Could you output all of the records below exactly as they appear?

☆ ☆ ☆ ☆ ☆

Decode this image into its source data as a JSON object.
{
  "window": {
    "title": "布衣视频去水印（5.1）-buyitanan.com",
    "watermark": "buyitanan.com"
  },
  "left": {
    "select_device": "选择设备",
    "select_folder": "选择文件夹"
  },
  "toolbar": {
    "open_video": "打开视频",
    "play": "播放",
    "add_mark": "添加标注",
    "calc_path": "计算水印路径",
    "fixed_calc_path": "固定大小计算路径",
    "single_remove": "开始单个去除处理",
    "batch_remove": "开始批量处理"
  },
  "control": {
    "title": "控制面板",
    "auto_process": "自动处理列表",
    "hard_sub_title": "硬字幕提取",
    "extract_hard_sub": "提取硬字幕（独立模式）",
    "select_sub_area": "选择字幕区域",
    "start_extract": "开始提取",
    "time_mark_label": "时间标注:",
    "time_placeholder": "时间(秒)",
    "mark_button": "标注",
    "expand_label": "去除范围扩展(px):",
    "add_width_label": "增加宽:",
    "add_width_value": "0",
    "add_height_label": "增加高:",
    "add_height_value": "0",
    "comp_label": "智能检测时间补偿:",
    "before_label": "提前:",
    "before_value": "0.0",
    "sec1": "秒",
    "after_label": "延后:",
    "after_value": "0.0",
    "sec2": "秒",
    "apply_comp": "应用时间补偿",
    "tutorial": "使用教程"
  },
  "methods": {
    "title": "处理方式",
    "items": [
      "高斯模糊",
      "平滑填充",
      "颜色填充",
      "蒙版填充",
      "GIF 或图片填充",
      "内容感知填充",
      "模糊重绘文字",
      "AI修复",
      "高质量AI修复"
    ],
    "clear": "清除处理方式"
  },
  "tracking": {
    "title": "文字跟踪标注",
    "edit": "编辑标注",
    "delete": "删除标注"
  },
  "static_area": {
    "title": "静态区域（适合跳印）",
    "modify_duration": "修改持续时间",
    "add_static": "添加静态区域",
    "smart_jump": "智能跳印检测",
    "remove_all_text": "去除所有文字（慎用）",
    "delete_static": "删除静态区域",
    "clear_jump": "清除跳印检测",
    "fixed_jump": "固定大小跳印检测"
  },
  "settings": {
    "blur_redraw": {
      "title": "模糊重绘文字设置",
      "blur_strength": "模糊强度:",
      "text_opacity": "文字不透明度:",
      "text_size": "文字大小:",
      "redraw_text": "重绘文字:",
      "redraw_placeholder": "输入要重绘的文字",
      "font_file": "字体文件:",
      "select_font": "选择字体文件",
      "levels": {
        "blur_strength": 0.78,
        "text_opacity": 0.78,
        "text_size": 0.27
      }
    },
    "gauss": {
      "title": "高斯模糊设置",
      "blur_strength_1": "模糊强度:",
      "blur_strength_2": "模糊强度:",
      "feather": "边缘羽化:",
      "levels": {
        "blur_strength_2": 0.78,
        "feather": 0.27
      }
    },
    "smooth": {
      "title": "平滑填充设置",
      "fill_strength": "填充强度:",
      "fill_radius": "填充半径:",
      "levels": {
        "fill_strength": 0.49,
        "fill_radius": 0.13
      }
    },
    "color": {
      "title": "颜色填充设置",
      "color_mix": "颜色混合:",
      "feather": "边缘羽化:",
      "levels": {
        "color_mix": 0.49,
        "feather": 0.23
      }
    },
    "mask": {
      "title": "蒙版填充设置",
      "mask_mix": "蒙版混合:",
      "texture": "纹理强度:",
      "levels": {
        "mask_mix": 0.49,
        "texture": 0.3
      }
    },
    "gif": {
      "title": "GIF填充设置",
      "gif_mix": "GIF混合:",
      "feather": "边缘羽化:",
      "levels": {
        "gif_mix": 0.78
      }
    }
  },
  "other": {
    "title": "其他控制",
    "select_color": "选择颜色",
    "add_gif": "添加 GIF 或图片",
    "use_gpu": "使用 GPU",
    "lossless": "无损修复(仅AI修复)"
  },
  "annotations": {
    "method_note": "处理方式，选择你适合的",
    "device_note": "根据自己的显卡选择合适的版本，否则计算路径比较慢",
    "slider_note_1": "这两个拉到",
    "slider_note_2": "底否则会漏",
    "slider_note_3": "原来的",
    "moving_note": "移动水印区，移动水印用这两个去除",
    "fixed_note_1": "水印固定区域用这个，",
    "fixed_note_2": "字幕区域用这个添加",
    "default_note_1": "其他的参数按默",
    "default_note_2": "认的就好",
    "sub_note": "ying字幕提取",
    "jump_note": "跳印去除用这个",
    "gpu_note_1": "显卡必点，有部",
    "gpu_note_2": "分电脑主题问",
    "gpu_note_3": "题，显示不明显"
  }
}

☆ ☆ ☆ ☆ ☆

■ Response for this exercise ■
Decode this image into its source data as a JSON object.
{
  "window": {
    "title": "布衣视频去水印（5.1）-buyitanan.com",
    "watermark": "buyitanan.com"
  },
  "left": {
    "select_device": "选择设备",
    "select_folder": "选择文件夹"
  },
  "toolbar": {
    "open_video": "打开视频",
    "play": "播放",
    "add_mark": "添加标注",
    "calc_path": "计算水印路径",
    "fixed_calc_path": "固定大小计算路径",
    "single_remove": "开始单个去除处理",
    "batch_remove": "开始批量处理"
  },
  "control": {
    "title": "控制面板",
    "auto_process": "自动处理列表",
    "hard_sub_title": "硬字幕提取",
    "extract_hard_sub": "提取硬字幕（独立模式）",
    "select_sub_area": "选择字幕区域",
    "start_extract": "开始提取",
    "time_mark_label": "时间标注:",
    "time_placeholder": "时间(秒)",
    "mark_button": "标注",
    "expand_label": "去除范围扩展(px):",
    "add_width_label": "增加宽:",
    "add_width_value": "0",
    "add_height_label": "增加高:",
    "add_height_value": "0",
    "comp_label": "智能检测时间补偿:",
    "before_label": "提前:",
    "before_value": "0.0",
    "sec1": "秒",
    "after_label": "延后:",
    "after_value": "0.0",
    "sec2": "秒",
    "apply_comp": "应用时间补偿",
    "tutorial": "使用教程"
  },
  "methods": {
    "title": "处理方式",
    "items": [
      "高斯模糊",
      "平滑填充",
      "颜色填充",
      "蒙版填充",
      "GIF 或图片填充",
      "内容感知填充",
      "模糊重绘文字",
      "AI修复",
      "高质量AI修复"
    ],
    "clear": "清除处理方式"
  },
  "tracking": {
    "title": "文字跟踪标注",
    "edit": "编辑标注",
    "delete": "删除标注"
  },
  "static_area": {
    "title": "静态区域（适合跳印）",
    "modify_duration": "修改持续时间",
    "add_static": "添加静态区域",
    "smart_jump": "智能跳印检测",
    "remove_all_text": "去除所有文字（慎用）",
    "delete_static": "删除静态区域",
    "clear_jump": "清除跳印检测",
    "fixed_jump": "固定大小跳印检测"
  },
  "settings": {
    "blur_redraw": {
      "title": "模糊重绘文字设置",
      "blur_strength": "模糊强度:",
      "text_opacity": "文字不透明度:",
      "text_size": "文字大小:",
      "redraw_text": "重绘文字:",
      "redraw_placeholder": "输入要重绘的文字",
      "font_file": "字体文件:",
      "select_font": "选择字体文件",
      "levels": {
        "blur_strength": 0.78,
        "text_opacity": 0.78,
        "text_size": 0.27
      }
    },
    "gauss": {
      "title": "高斯模糊设置",
      "blur_strength_1": "模糊强度:",
      "blur_strength_2": "模糊强度:",
      "feather": "边缘羽化:",
      "levels": {
        "blur_strength_2": 0.78,
        "feather": 0.27
      }
    },
    "smooth": {
      "title": "平滑填充设置",
      "fill_strength": "填充强度:",
      "fill_radius": "填充半径:",
      "levels": {
        "fill_strength": 0.49,
        "fill_radius": 0.13
      }
    },
    "color": {
      "title": "颜色填充设置",
      "color_mix": "颜色混合:",
      "feather": "边缘羽化:",
      "levels": {
        "color_mix": 0.49,
        "feather": 0.23
      }
    },
    "mask": {
      "title": "蒙版填充设置",
      "mask_mix": "蒙版混合:",
      "texture": "纹理强度:",
      "levels": {
        "mask_mix": 0.49,
        "texture": 0.3
      }
    },
    "gif": {
      "title": "GIF填充设置",
      "gif_mix": "GIF混合:",
      "feather": "边缘羽化:",
      "levels": {
        "gif_mix": 0.78
      }
    }
  },
  "other": {
    "title": "其他控制",
    "select_color": "选择颜色",
    "add_gif": "添加 GIF 或图片",
    "use_gpu": "使用 GPU",
    "lossless": "无损修复(仅AI修复)"
  },
  "annotations": {
    "method_note": "处理方式，选择你适合的",
    "device_note": "根据自己的显卡选择合适的版本，否则计算路径比较慢",
    "slider_note_1": "这两个拉到",
    "slider_note_2": "底否则会漏",
    "slider_note_3": "原来的",
    "moving_note": "移动水印区，移动水印用这两个去除",
    "fixed_note_1": "水印固定区域用这个，",
    "fixed_note_2": "字幕区域用这个添加",
    "default_note_1": "其他的参数按默",
    "default_note_2": "认的就好",
    "sub_note": "ying字幕提取",
    "jump_note": "跳印去除用这个",
    "gpu_note_1": "显卡必点，有部",
    "gpu_note_2": "分电脑主题问",
    "gpu_note_3": "题，显示不明显"
  }
}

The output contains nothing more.